### INPUT DATA
──────────────────────────────
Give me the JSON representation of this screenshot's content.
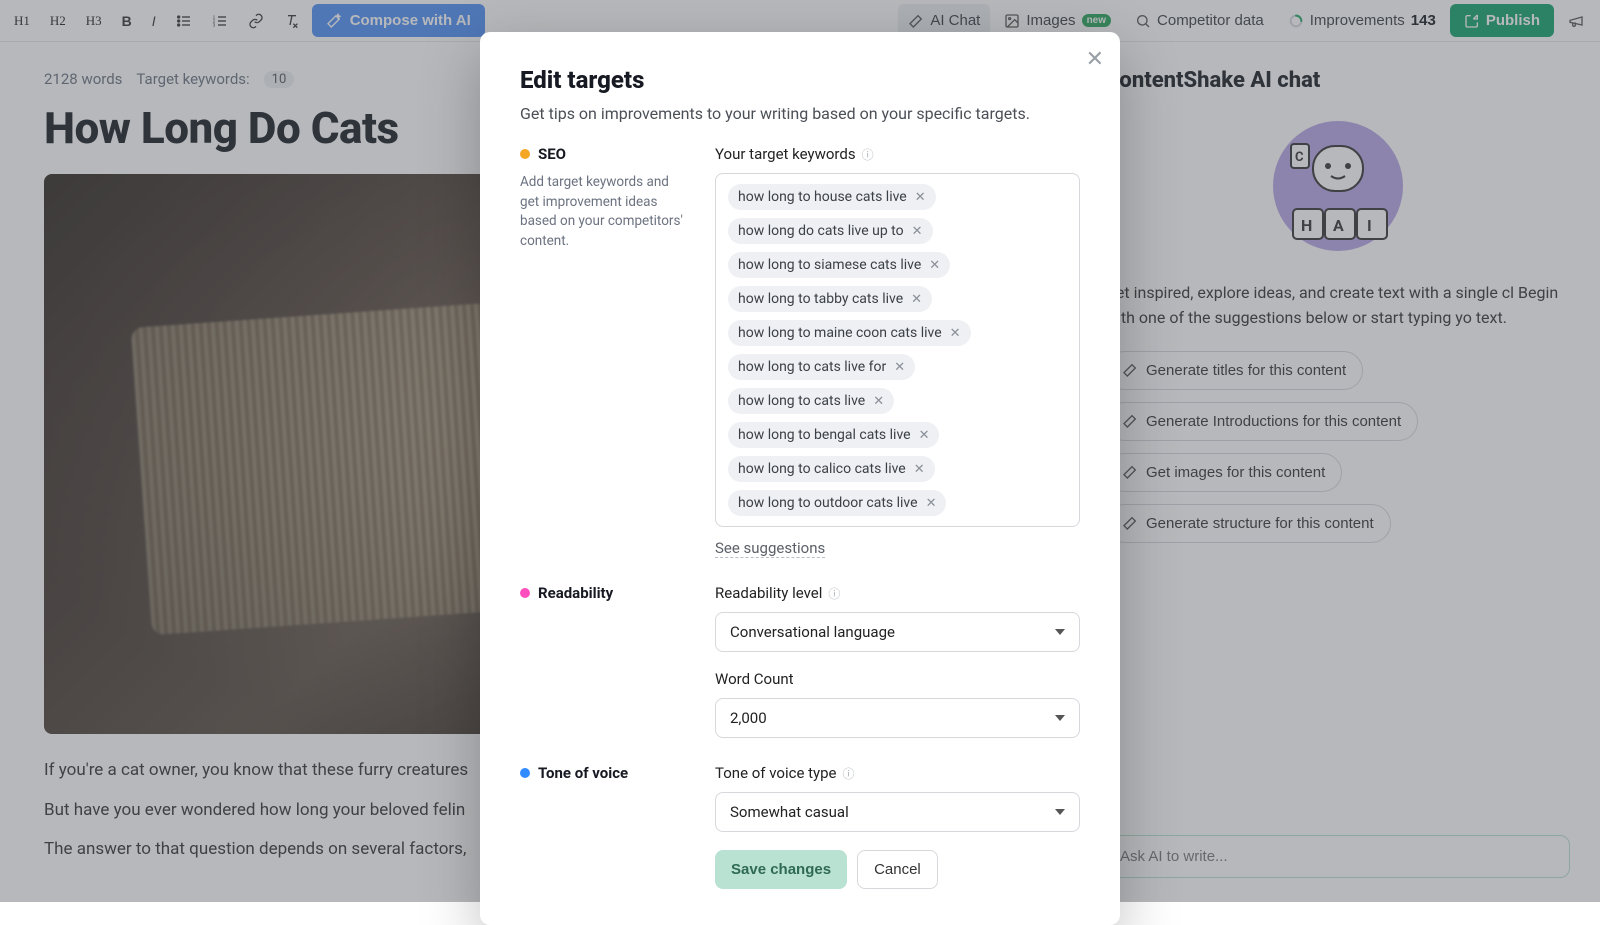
{
  "toolbar": {
    "h1": "H1",
    "h2": "H2",
    "h3": "H3",
    "bold": "B",
    "italic": "I",
    "compose": "Compose with AI",
    "ai_chat": "AI Chat",
    "images": "Images",
    "images_badge": "new",
    "competitor": "Competitor data",
    "improvements": "Improvements",
    "improvements_count": "143",
    "publish": "Publish"
  },
  "meta": {
    "words": "2128 words",
    "target_keywords_label": "Target keywords:",
    "keyword_count": "10"
  },
  "doc": {
    "title": "How Long Do Cats",
    "p1": "If you're a cat owner, you know that these furry creatures",
    "p2": "But have you ever wondered how long your beloved felin",
    "p3": "The answer to that question depends on several factors,"
  },
  "side": {
    "title": "ContentShake AI chat",
    "desc": "Get inspired, explore ideas, and create text with a single cl Begin with one of the suggestions below or start typing yo text.",
    "chips": [
      "Generate titles for this content",
      "Generate Introductions for this content",
      "Get images for this content",
      "Generate structure for this content"
    ],
    "input_placeholder": "Ask AI to write..."
  },
  "modal": {
    "title": "Edit targets",
    "subtitle": "Get tips on improvements to your writing based on your specific targets.",
    "seo_label": "SEO",
    "seo_desc": "Add target keywords and get improvement ideas based on your competitors' content.",
    "keywords_label": "Your target keywords",
    "keywords": [
      "how long to house cats live",
      "how long do cats live up to",
      "how long to siamese cats live",
      "how long to tabby cats live",
      "how long to maine coon cats live",
      "how long to cats live for",
      "how long to cats live",
      "how long to bengal cats live",
      "how long to calico cats live",
      "how long to outdoor cats live"
    ],
    "see_suggestions": "See suggestions",
    "readability_label": "Readability",
    "readability_level_label": "Readability level",
    "readability_value": "Conversational language",
    "wordcount_label": "Word Count",
    "wordcount_value": "2,000",
    "tone_label": "Tone of voice",
    "tone_type_label": "Tone of voice type",
    "tone_value": "Somewhat casual",
    "save": "Save changes",
    "cancel": "Cancel"
  }
}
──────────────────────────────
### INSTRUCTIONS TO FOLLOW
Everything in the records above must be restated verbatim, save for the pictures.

### THE COMPLETED TASK
Give me the JSON representation of this screenshot's content.
{
  "toolbar": {
    "h1": "H1",
    "h2": "H2",
    "h3": "H3",
    "bold": "B",
    "italic": "I",
    "compose": "Compose with AI",
    "ai_chat": "AI Chat",
    "images": "Images",
    "images_badge": "new",
    "competitor": "Competitor data",
    "improvements": "Improvements",
    "improvements_count": "143",
    "publish": "Publish"
  },
  "meta": {
    "words": "2128 words",
    "target_keywords_label": "Target keywords:",
    "keyword_count": "10"
  },
  "doc": {
    "title": "How Long Do Cats",
    "p1": "If you're a cat owner, you know that these furry creatures",
    "p2": "But have you ever wondered how long your beloved felin",
    "p3": "The answer to that question depends on several factors,"
  },
  "side": {
    "title": "ContentShake AI chat",
    "desc": "Get inspired, explore ideas, and create text with a single cl Begin with one of the suggestions below or start typing yo text.",
    "chips": [
      "Generate titles for this content",
      "Generate Introductions for this content",
      "Get images for this content",
      "Generate structure for this content"
    ],
    "input_placeholder": "Ask AI to write..."
  },
  "modal": {
    "title": "Edit targets",
    "subtitle": "Get tips on improvements to your writing based on your specific targets.",
    "seo_label": "SEO",
    "seo_desc": "Add target keywords and get improvement ideas based on your competitors' content.",
    "keywords_label": "Your target keywords",
    "keywords": [
      "how long to house cats live",
      "how long do cats live up to",
      "how long to siamese cats live",
      "how long to tabby cats live",
      "how long to maine coon cats live",
      "how long to cats live for",
      "how long to cats live",
      "how long to bengal cats live",
      "how long to calico cats live",
      "how long to outdoor cats live"
    ],
    "see_suggestions": "See suggestions",
    "readability_label": "Readability",
    "readability_level_label": "Readability level",
    "readability_value": "Conversational language",
    "wordcount_label": "Word Count",
    "wordcount_value": "2,000",
    "tone_label": "Tone of voice",
    "tone_type_label": "Tone of voice type",
    "tone_value": "Somewhat casual",
    "save": "Save changes",
    "cancel": "Cancel"
  }
}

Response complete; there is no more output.